- **Problem**:
Filter the listing below, keeping only the lines with the word "main".

-- Exercise data follows --

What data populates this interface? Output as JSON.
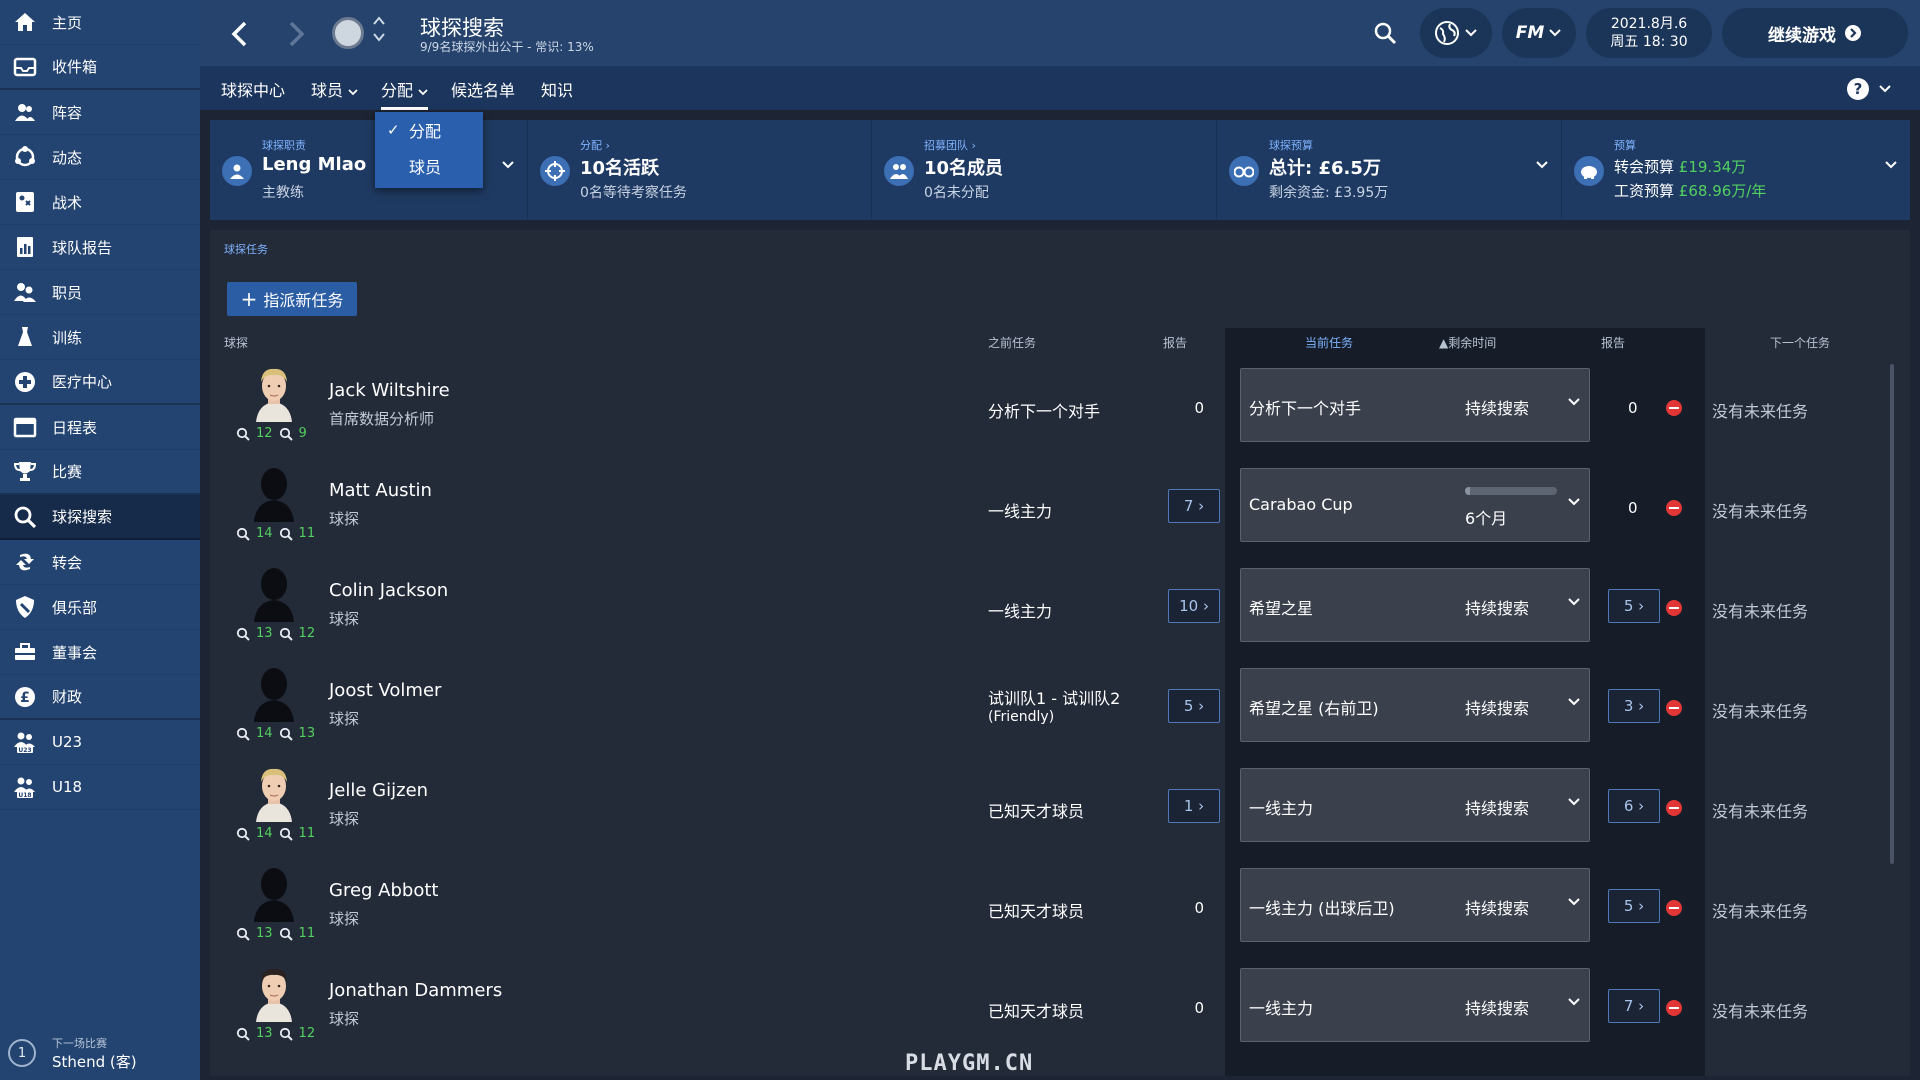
{
  "sidebar": {
    "items": [
      {
        "label": "主页",
        "icon": "home-icon"
      },
      {
        "label": "收件箱",
        "icon": "inbox-icon"
      },
      {
        "label": "阵容",
        "icon": "squad-icon"
      },
      {
        "label": "动态",
        "icon": "dynamics-icon"
      },
      {
        "label": "战术",
        "icon": "tactics-icon"
      },
      {
        "label": "球队报告",
        "icon": "report-icon"
      },
      {
        "label": "职员",
        "icon": "staff-icon"
      },
      {
        "label": "训练",
        "icon": "training-icon"
      },
      {
        "label": "医疗中心",
        "icon": "medical-icon"
      },
      {
        "label": "日程表",
        "icon": "calendar-icon"
      },
      {
        "label": "比赛",
        "icon": "trophy-icon"
      },
      {
        "label": "球探搜索",
        "icon": "search-icon"
      },
      {
        "label": "转会",
        "icon": "transfer-icon"
      },
      {
        "label": "俱乐部",
        "icon": "club-icon"
      },
      {
        "label": "董事会",
        "icon": "board-icon"
      },
      {
        "label": "财政",
        "icon": "finance-icon"
      },
      {
        "label": "U23",
        "icon": "u23-icon"
      },
      {
        "label": "U18",
        "icon": "u18-icon"
      }
    ],
    "active_index": 11,
    "next_match_number": "1",
    "next_match_label": "下一场比赛",
    "next_match_opponent": "Sthend (客)"
  },
  "header": {
    "title": "球探搜索",
    "subtitle": "9/9名球探外出公干 - 常识: 13%",
    "date": "2021.8月.6",
    "day_time": "周五 18: 30",
    "continue_label": "继续游戏",
    "fm_label": "FM"
  },
  "subnav": {
    "tabs": [
      "球探中心",
      "球员",
      "分配",
      "候选名单",
      "知识"
    ],
    "active_index": 2
  },
  "dropdown": {
    "options": [
      "分配",
      "球员"
    ],
    "selected_index": 0
  },
  "summary": {
    "scout": {
      "label": "球探职责",
      "name": "Leng Mlao",
      "role": "主教练"
    },
    "assign": {
      "label": "分配",
      "main": "10名活跃",
      "sub": "0名等待考察任务"
    },
    "team": {
      "label": "招募团队",
      "main": "10名成员",
      "sub": "0名未分配"
    },
    "budget": {
      "label": "球探预算",
      "main": "总计: £6.5万",
      "sub": "剩余资金: £3.95万"
    },
    "finance": {
      "label": "预算",
      "transfer_label": "转会预算",
      "transfer_value": "£19.34万",
      "wage_label": "工资预算",
      "wage_value": "£68.96万/年"
    }
  },
  "main": {
    "section_label": "球探任务",
    "assign_button": "指派新任务",
    "columns": {
      "scout": "球探",
      "prev_task": "之前任务",
      "reports": "报告",
      "current_task": "当前任务",
      "time_left": "▲剩余时间",
      "cur_reports": "报告",
      "next_task": "下一个任务"
    }
  },
  "scouts": [
    {
      "name": "Jack Wiltshire",
      "role": "首席数据分析师",
      "r1": "12",
      "r2": "9",
      "avatar": "blond",
      "prev_task": "分析下一个对手",
      "prev_task2": "",
      "prev_reports": "0",
      "cur_task": "分析下一个对手",
      "time": "持续搜索",
      "time_progress": null,
      "cur_reports": "0",
      "next_task": "没有未来任务"
    },
    {
      "name": "Matt Austin",
      "role": "球探",
      "r1": "14",
      "r2": "11",
      "avatar": "silhouette",
      "prev_task": "一线主力",
      "prev_task2": "",
      "prev_reports": "7",
      "cur_task": "Carabao Cup",
      "time": "6个月",
      "time_progress": 0.05,
      "cur_reports": "0",
      "next_task": "没有未来任务"
    },
    {
      "name": "Colin Jackson",
      "role": "球探",
      "r1": "13",
      "r2": "12",
      "avatar": "silhouette",
      "prev_task": "一线主力",
      "prev_task2": "",
      "prev_reports": "10",
      "cur_task": "希望之星",
      "time": "持续搜索",
      "time_progress": null,
      "cur_reports": "5",
      "next_task": "没有未来任务"
    },
    {
      "name": "Joost Volmer",
      "role": "球探",
      "r1": "14",
      "r2": "13",
      "avatar": "silhouette",
      "prev_task": "试训队1 - 试训队2",
      "prev_task2": "(Friendly)",
      "prev_reports": "5",
      "cur_task": "希望之星 (右前卫)",
      "time": "持续搜索",
      "time_progress": null,
      "cur_reports": "3",
      "next_task": "没有未来任务"
    },
    {
      "name": "Jelle Gijzen",
      "role": "球探",
      "r1": "14",
      "r2": "11",
      "avatar": "blond",
      "prev_task": "已知天才球员",
      "prev_task2": "",
      "prev_reports": "1",
      "cur_task": "一线主力",
      "time": "持续搜索",
      "time_progress": null,
      "cur_reports": "6",
      "next_task": "没有未来任务"
    },
    {
      "name": "Greg Abbott",
      "role": "球探",
      "r1": "13",
      "r2": "11",
      "avatar": "silhouette",
      "prev_task": "已知天才球员",
      "prev_task2": "",
      "prev_reports": "0",
      "cur_task": "一线主力 (出球后卫)",
      "time": "持续搜索",
      "time_progress": null,
      "cur_reports": "5",
      "next_task": "没有未来任务"
    },
    {
      "name": "Jonathan Dammers",
      "role": "球探",
      "r1": "13",
      "r2": "12",
      "avatar": "dark-hair",
      "prev_task": "已知天才球员",
      "prev_task2": "",
      "prev_reports": "0",
      "cur_task": "一线主力",
      "time": "持续搜索",
      "time_progress": null,
      "cur_reports": "7",
      "next_task": "没有未来任务"
    }
  ],
  "watermark": "PLAYGM.CN",
  "colors": {
    "accent": "#2b5da5",
    "sidebar": "#234370",
    "green": "#52d05f",
    "remove": "#e23636"
  }
}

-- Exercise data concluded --

- **Exercise result**:
      "main": "10名活跃",
      "main": "10名成员",
      "main": "总计: £6.5万",
  "main": {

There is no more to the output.